Nutrition

Six Ways to Get More Nutrients From What You Eat

Simone Austin
Written by Simone Austin | Swisse Accredited Practising Dietitian
get more nutrients from food

Are we, ‘what we eat’ or ‘what we digest’?

The old saying, ‘you are what you eat’ might not be all that accurate. Nutrients aren’t technically in your body until absorbed. A diet of plenty of fruits, vegetables and wholegrain sounds great, but for some of us our digestive systems are not working at their best and all the nutrients we are putting in are not necessarily getting in.

How to increase your nutrient absorption

1. Chew your food well

I mean really well. It makes it much easier for your body to digest and absorb the valuable nutrients. That means chewing your food past what you normally would, particularly those hard to chew foods such as wholegrain breads, meat and nuts, and a little less for those that are already soft such as banana or mashed potato.

When we chew, this is the beginning of the digestion process. Chewing mechanically breaks down the food, increasing the surface area for enzymes to gain access and start digesting the food. Once the food is broken into very small particles the absorption process can begin through the small intestinal wall into the bloodstream.

If the food is still quite whole, it may move along the digestive tract through the small intestines into the large intestine either partially or fully undigested (think peas, corn that move straight through). The result is you miss out on valuable nutrients.

2. Add some healthy fats to your food

Adding extra virgin olive oil or other monounsaturated oils, nuts, seeds or avocado will increase the absorption of fat-soluble vitamins A, D, E and K. Drizzle extra virgin olive oil over vegetables, sprinkle seeds and nuts on salads and spread avocado on wholegrain bread.

3. Eat foods rich in vitamin C

Foods rich in vitamin C with high iron increase your body’s absorption of iron. How about tomatoes or citrus in your green leafy salad or a squeeze of lemon on your legumes?

4. Support your gut health
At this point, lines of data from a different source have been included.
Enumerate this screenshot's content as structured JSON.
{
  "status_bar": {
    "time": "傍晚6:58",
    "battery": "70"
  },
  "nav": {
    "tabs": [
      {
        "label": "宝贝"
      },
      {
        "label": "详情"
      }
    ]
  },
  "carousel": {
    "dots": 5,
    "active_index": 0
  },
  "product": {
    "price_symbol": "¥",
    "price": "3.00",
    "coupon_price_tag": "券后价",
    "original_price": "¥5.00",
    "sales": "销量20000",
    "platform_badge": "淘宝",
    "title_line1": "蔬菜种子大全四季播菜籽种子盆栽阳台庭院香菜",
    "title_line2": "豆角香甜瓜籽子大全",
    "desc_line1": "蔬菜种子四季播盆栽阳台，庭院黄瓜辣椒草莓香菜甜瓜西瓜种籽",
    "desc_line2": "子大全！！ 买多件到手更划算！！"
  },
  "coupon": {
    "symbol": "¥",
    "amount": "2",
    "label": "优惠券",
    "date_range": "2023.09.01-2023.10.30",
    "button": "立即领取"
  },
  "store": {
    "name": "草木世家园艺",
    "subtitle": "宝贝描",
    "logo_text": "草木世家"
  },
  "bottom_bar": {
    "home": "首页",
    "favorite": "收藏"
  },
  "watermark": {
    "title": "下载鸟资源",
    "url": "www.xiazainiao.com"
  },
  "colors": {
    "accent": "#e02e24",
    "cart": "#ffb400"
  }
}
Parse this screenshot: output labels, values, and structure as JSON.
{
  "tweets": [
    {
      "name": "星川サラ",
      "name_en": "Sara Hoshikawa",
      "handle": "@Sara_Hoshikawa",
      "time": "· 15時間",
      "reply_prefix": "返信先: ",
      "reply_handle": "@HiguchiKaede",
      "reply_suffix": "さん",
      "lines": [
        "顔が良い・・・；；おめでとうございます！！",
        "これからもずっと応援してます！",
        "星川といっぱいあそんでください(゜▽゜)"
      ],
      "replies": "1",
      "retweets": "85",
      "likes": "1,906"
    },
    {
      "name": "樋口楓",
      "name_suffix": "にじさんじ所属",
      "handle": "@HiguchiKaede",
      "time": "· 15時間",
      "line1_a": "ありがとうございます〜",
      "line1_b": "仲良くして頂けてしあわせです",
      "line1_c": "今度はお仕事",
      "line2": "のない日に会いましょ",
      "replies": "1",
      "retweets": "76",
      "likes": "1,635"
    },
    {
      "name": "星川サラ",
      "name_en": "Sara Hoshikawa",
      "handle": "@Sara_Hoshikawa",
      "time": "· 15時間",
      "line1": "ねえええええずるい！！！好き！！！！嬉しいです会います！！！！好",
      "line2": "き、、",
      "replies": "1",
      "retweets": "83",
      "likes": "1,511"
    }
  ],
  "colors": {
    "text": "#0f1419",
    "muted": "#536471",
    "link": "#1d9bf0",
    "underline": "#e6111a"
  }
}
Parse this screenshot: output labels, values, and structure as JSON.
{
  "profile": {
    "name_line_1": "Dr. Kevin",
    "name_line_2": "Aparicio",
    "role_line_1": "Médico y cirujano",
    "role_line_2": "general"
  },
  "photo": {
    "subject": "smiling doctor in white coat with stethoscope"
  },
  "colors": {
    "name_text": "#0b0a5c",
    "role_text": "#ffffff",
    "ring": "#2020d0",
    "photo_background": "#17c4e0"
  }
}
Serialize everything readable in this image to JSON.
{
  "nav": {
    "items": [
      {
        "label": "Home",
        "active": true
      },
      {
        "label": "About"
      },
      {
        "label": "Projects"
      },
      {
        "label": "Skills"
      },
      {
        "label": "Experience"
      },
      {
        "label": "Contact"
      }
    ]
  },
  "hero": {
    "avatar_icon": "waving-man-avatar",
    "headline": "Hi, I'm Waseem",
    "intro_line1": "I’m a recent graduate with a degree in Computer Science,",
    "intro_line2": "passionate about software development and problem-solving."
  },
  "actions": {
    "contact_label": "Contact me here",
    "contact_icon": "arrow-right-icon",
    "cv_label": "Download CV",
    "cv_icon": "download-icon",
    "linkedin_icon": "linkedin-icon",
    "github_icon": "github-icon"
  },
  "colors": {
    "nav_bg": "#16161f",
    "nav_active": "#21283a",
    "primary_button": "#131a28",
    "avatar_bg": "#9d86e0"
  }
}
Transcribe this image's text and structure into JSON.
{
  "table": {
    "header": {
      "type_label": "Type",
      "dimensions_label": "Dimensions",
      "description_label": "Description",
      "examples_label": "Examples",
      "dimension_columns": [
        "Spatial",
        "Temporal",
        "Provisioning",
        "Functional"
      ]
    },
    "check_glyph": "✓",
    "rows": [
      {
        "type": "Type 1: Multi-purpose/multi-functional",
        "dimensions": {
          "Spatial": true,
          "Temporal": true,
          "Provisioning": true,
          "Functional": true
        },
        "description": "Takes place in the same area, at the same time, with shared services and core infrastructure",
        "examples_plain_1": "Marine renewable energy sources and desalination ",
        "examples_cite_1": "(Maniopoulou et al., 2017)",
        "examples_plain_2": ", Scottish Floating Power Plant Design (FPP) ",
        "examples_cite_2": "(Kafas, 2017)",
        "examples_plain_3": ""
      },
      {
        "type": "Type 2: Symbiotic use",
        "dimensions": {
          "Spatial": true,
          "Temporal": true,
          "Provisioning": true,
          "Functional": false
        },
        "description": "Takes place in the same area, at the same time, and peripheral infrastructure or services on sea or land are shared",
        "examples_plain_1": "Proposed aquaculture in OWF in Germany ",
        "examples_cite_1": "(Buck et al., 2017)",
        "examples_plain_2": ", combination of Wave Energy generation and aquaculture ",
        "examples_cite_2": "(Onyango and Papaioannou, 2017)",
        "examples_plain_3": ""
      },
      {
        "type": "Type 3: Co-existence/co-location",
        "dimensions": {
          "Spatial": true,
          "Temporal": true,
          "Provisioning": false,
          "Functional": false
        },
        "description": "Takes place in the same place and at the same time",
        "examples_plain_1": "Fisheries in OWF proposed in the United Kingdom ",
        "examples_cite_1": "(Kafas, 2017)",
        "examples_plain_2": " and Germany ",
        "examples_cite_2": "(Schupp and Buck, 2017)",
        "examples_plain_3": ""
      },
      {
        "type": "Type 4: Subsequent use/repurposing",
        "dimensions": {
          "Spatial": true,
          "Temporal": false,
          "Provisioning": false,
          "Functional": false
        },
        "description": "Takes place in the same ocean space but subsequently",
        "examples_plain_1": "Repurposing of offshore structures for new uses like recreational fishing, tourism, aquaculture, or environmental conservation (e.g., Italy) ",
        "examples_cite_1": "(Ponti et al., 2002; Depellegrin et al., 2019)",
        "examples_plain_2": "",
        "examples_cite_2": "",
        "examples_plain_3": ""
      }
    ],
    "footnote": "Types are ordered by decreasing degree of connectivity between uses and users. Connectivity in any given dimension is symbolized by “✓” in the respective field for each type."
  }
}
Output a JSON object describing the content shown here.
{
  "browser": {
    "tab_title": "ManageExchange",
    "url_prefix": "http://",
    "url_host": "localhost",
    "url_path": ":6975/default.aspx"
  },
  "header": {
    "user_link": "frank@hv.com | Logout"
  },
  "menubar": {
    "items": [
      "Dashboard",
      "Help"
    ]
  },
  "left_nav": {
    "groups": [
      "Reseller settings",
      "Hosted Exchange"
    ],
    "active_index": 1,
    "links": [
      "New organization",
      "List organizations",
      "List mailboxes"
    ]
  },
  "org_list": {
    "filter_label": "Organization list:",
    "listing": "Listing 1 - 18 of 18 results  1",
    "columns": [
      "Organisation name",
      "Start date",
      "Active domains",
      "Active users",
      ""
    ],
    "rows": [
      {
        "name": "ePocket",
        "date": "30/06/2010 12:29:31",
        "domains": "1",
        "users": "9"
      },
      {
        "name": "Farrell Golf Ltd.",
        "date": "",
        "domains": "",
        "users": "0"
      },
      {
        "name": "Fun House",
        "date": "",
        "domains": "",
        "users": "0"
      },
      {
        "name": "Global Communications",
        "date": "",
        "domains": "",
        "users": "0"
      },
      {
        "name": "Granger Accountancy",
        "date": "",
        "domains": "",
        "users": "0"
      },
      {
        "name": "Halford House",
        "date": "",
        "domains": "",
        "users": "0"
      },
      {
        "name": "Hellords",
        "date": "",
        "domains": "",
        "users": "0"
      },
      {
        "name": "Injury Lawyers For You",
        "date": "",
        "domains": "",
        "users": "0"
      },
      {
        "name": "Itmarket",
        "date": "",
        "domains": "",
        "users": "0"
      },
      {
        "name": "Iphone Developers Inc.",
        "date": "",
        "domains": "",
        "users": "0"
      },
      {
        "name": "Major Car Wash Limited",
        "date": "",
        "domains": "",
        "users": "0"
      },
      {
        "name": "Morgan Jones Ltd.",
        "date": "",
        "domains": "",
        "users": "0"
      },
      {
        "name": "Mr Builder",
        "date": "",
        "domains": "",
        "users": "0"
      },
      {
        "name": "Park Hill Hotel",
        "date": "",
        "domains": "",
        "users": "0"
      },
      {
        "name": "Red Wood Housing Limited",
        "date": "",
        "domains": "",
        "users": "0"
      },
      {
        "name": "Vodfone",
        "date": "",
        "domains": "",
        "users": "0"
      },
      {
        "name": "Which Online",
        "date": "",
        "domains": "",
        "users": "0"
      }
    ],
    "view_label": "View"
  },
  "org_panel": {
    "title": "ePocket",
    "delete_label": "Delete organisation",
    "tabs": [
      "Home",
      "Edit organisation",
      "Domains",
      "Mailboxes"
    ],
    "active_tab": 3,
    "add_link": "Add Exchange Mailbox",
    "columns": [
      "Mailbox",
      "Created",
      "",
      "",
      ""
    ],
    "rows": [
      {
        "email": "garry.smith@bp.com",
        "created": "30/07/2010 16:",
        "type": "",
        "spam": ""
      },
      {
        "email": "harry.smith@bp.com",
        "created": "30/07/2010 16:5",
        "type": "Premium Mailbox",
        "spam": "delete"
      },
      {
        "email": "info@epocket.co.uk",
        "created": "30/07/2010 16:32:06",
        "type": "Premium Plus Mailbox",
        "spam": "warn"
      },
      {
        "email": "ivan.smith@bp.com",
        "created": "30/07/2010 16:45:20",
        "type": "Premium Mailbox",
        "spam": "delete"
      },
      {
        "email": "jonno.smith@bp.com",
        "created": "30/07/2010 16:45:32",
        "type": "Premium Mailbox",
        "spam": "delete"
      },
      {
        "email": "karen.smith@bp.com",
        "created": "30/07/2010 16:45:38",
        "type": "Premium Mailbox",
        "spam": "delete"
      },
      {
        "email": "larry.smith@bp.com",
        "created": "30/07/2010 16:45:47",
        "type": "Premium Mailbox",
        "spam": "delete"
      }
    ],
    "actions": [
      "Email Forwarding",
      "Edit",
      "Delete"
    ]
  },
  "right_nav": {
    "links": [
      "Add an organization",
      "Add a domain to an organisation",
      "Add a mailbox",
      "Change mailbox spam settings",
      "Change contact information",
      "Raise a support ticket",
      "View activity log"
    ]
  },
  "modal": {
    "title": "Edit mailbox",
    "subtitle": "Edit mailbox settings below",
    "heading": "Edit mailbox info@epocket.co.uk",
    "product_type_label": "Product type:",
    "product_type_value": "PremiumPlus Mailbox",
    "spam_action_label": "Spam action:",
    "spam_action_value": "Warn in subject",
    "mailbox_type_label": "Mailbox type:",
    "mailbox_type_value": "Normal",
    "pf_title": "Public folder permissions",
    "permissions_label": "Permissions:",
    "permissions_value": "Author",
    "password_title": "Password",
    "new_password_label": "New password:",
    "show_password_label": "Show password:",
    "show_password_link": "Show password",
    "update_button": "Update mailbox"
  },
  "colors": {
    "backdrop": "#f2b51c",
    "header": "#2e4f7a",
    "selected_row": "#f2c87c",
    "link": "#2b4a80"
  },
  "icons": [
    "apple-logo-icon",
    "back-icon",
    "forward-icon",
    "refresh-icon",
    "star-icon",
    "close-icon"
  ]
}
Minimizing alcohol and sugary drinks, using daily relaxation practices and eating a well-balanced diet of fruits, vegetables and wholegrains to provide fibre to the host of bacteria in the large intestine.

5. Feed your gut bacteria

Some parts of food are supposed to find their way into the large intestine, one being dietary fibre. It passes through the small intestine to the large intestine where it plays an important part in bulking up stools and some types of dietary fibre, prebiotic fibres, will be fermented. The fermentation can aid absorption of some nutrients and produces short chain fatty acids that are absorbed into the bloodstream. Those such as butyrate, have positive health effects.(1)

6. Give your gut a rest

We don’t know how long our gut needs to rest whether it be a few hours, 12 hours overnight or more, but at least some time without food allows for the migrating motor complex to give the gut a ‘clean out’. It is a little like a street sweeper, cleaning through the gut. You can sometimes hear the grumbling noise. This is not saying we should fast but maybe stop eating earlier in the evening to give your body an overnight rest. This might help keep the gut healthy which in turn aids with absorption. (2)

We can see that nutrients in a food are not necessarily what are in you. Starting with how you chew and then with what you choose will have a big influence on whether you are what you eat!

Simone Austin

Accredited Practising Dietitian

  1. https://www.ncbi.nlm.nih.gov/pmc/articles/PMC3705355/
  2. https://www.ncbi.nlm.nih.gov/pubmed/22450306